Hands-On: Typo iPhone Keyboard
Typo created a keyboard accessory for the iPhone that gives people a physical set of keys to press rather than glass. We took the Typo for a short spin to see how it compares.
AD article continues below...
Not all keyboards are created equally. BlackBerry has long been known in the mobile industry for its excellent hardware smartphone keyboards. Apple may have changed the tide with the on-screen typing experience, but there are still some people who want to type on real keys, and not a piece of glass. Ryan Seacrest, of American Idol fame, is one of those people. He's the angel investor behind an accessory company called Typo. Typo developed and is releasing a physical keyboard for the iPhone to give people that real-key feel.
The accessory is similar to a snap-on case or battery. It has two parts that slide onto the iPhone, providing both a case and the keyboard. The keyboard doesn't dock with the iPhone's port. Instead, it uses Bluetooth to connect to the keyboard. Even though it fully encircles the iPhone, there is an opening that permits access to the Lighting port and headphone port, so there are no worries there. The case as a reasonably good feel, but it's nowhere close to being as strong as an Otterbox or other robust case for the iPhone.
The keyboard itself strongly resembles that of a BlackBerry. In fact, the keys have the same scalloped shape that the keys on a BlackBerry do. BlackBerry created the scalloped shape years ago, and the Typos looks and feels similar. Each key has a slight slope, angled toward the center of the keyboard.
The overall feel of the keyboard is good, but doesn't quite replicate the experience of devises such as the BlackBerry Bold or Q10. The keys feel cheaper, and the travel and feedback isn't nearly as good. That's not to say it is awful; it's decent, just not great. Among the pros, the Typo keyboard has backlighting, which makes it easy to see and use in the dark. Among the cons, it is cheap-feeling, and adds a lot of bulk to the otherwise sleek and slim iPhone.
For those who absolutely need real keys to type on, but want an iPhone, the Typos works. It's not the best experience, but it is an acceptable experience. The Typo sells for $99.
Hands-On: Typo 2 Keyboard
Typo was forced to redesign its iPhone accessory keyboard thanks to some legal trouble. The result isn't all that pretty.
Google's GBoard Keyboard for iPhone Finally Lands Dictation
Google today announced a significant update to GBoard, its advanced keyboard application or the iPhone. Voice dictation is the most significant new feature added to the tool, allowing GBoard users to press a microphone and speak their messages rather than type them.
BlackBerry Makes Improvements to Priv's Camera and Keyboard
BlackBerry today made software updates available to the Priv smartphone. The revised apps mostly fixes bugs, but also improves how well the camera and keyboard perform.
Microsoft Beta Testing Word Flow Keyboard for iPhone

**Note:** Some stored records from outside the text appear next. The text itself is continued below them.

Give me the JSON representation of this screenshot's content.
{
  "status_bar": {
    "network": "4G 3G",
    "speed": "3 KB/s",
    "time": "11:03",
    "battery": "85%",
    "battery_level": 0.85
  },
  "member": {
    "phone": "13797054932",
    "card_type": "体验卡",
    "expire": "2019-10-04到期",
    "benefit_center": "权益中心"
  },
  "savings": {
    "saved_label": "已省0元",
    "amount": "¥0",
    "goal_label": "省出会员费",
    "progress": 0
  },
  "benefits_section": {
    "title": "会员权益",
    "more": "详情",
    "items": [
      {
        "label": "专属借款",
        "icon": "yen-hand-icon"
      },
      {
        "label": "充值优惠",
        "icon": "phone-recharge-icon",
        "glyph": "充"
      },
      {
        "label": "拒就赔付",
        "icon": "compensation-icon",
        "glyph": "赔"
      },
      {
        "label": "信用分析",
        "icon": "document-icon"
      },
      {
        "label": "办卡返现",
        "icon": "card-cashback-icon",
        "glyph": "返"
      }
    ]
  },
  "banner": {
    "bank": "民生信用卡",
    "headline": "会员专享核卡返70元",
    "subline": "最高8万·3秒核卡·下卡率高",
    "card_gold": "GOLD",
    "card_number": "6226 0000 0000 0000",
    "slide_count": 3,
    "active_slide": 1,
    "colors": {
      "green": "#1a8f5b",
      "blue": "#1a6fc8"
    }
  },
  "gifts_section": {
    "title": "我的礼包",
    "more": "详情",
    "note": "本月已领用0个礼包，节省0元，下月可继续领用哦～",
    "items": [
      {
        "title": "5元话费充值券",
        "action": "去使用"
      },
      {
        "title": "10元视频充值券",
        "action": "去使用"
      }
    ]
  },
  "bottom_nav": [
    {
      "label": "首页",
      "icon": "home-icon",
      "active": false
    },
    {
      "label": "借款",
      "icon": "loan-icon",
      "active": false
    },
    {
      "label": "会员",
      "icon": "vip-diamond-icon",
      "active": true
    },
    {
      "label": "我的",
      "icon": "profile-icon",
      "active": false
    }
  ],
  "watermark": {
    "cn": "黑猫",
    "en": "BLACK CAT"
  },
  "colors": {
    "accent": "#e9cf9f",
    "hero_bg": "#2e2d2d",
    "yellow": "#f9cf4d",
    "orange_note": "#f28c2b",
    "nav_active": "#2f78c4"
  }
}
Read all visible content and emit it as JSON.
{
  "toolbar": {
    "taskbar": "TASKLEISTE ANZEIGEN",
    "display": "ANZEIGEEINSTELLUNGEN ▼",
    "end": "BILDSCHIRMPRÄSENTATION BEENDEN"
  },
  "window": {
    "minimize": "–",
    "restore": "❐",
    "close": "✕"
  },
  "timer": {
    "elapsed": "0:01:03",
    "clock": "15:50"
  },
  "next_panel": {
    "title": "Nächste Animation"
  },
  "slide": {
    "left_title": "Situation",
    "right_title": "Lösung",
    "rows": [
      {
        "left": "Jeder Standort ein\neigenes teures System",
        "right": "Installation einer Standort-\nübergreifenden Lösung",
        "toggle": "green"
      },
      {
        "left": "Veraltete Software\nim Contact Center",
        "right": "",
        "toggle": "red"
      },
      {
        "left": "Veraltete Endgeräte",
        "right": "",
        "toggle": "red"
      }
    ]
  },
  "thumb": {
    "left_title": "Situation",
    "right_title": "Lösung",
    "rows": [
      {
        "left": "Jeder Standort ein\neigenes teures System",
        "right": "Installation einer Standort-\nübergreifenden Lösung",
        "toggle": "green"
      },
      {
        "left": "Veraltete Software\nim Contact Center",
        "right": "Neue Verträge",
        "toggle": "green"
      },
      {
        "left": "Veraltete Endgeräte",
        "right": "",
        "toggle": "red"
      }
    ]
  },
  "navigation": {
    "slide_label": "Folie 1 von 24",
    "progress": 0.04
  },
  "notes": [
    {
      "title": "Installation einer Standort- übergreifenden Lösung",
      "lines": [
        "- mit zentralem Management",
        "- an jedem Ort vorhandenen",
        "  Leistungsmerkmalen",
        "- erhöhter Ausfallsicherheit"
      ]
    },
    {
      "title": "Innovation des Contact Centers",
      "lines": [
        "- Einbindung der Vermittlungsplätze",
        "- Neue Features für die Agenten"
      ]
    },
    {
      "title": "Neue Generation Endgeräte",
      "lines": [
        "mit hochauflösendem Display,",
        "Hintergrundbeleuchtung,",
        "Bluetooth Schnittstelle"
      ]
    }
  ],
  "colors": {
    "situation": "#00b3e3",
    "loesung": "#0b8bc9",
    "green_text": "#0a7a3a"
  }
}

Microsoft is one step closer to releasing its Word Flow keyboard to the iPhone. The company is testing the keyboard in a closed beta, but is now allowing consumers to request invitations.
BlackBerry Adds Swipe Typing to Priv's Keyboard
BlackBerry Priv smartphone owners can now swipe across the keyboard to input text, rather than press individual letters. BlackBerry says Priv owners have to turn on Type By Swipe manually, and can choose to swipe either on the software keyboard or the physical keyboard.
Now I see
Exhibit B - BlackBerry Q10
Exhibit C - BlackBerry keyboard patent
Admissible argument - date of (C) precedes application and invention of (A)
Admissible argument - date of (B) release precedes release of (A)